* **Exercise data**:
▼▼▼

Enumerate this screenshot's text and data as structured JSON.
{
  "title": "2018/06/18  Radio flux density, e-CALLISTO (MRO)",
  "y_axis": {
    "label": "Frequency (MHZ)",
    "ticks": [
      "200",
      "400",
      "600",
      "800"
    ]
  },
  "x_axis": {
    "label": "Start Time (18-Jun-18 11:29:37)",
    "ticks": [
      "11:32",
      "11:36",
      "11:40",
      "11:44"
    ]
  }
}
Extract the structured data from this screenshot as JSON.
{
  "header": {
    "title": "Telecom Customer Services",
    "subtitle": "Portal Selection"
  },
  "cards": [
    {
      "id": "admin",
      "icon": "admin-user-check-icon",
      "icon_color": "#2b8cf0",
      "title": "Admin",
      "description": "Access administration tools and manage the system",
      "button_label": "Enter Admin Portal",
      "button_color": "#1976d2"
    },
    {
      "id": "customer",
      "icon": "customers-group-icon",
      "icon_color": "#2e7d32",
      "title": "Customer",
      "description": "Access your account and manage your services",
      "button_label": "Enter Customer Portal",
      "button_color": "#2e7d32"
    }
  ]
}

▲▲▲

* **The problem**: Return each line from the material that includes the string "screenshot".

* **Result**:
Enumerate this screenshot's text and data as structured JSON.
Extract the structured data from this screenshot as JSON.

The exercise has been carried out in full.